An independent commission that is investigating alleged foreign interference in the Canadian federal elections asked the country’s government on Wednesday to share information about alleged meddling by India.

The Foreign Interference Commission was set up by Prime Minister Justin Trudeau-led government in September to look into alleged meddling by foreign countries in Canada’s general elections in 2019 and 2021.

The Commission was constituted in response to reports of alleged Chinese attempts to influence the polls in the North American country, Reuters reported. Beijing has denied the allegations.

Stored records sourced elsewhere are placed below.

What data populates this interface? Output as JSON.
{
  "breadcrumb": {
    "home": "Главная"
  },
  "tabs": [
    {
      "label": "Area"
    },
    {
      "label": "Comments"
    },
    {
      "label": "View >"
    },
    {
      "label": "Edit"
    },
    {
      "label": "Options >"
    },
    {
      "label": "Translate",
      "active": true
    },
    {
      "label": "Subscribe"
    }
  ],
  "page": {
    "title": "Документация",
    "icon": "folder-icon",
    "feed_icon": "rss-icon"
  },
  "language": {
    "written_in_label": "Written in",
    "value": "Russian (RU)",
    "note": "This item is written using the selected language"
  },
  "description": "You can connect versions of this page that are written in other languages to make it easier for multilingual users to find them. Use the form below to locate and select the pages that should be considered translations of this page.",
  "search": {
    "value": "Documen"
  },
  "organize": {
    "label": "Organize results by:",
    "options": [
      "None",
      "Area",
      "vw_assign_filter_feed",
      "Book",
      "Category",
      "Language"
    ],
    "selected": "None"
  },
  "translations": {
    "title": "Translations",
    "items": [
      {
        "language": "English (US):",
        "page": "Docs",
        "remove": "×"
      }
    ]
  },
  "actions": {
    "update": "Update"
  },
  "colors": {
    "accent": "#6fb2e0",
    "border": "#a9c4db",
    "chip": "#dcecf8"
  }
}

“The Commission will also examine the flow of information within the federal government in relation to these issues, evaluate the actions taken in response, assess the federal government’s capacity to detect, deter, and counter foreign interference, and make recommendations on these issues,” the panel said on Wednesday.

New Delhi has not commented on this matter.

The investigating panel will submit its interim report by May 3 and release the final report by December 31.

In addition to China and India, the commission will look into alleged interference by other countries, including Russia, in the Canadian polls, reported Reuters.

Wednesday’s development comes amid strained diplomatic ties between New Delhi and Ottawa.

On September 18, Trudeau told the Canadian parliament that intelligence agencies were actively pursuing “credible allegations” linking agents of the Indian government to the death of Sikh separatist leader Hardeep Singh Nijjar, who was killed by masked gunmen on June 18 near Vancouver.

New Delhi rejected Canada’s allegations as “absurd and motivated”. The Indian government also described it as Ottawa’s attempt to shift focus from “Khalistani terrorists and extremists who have been provided shelter in Canada and continue to threaten India’s sovereignty and territorial integrity”.

Following the accusations, New Delhi suspended visa services for Canadians but resumed select operations in October and November. India had also ordered Canada to withdraw more than 40 diplomatic staff from the country.

Over two months after Trudeau’s claims, the United States Attorney’s Office, Southern District of New York, also announced that it had filed “murder-for-hire charges” against an Indian national named Nikhil Gupta in connection with his alleged participation in a thwarted plot to assassinate a Sikh separatist leader.

Though the statement did not name the leader, a report in the Financial Times on November 23 identified him as Gurpatwant Singh Pannun.

In December, Trudeau said that India’s ties with his country may have undergone “a tonal shift” after the allegations raised by the US.

Also read: What recourse does Canada have under international law after accusing India of assassination?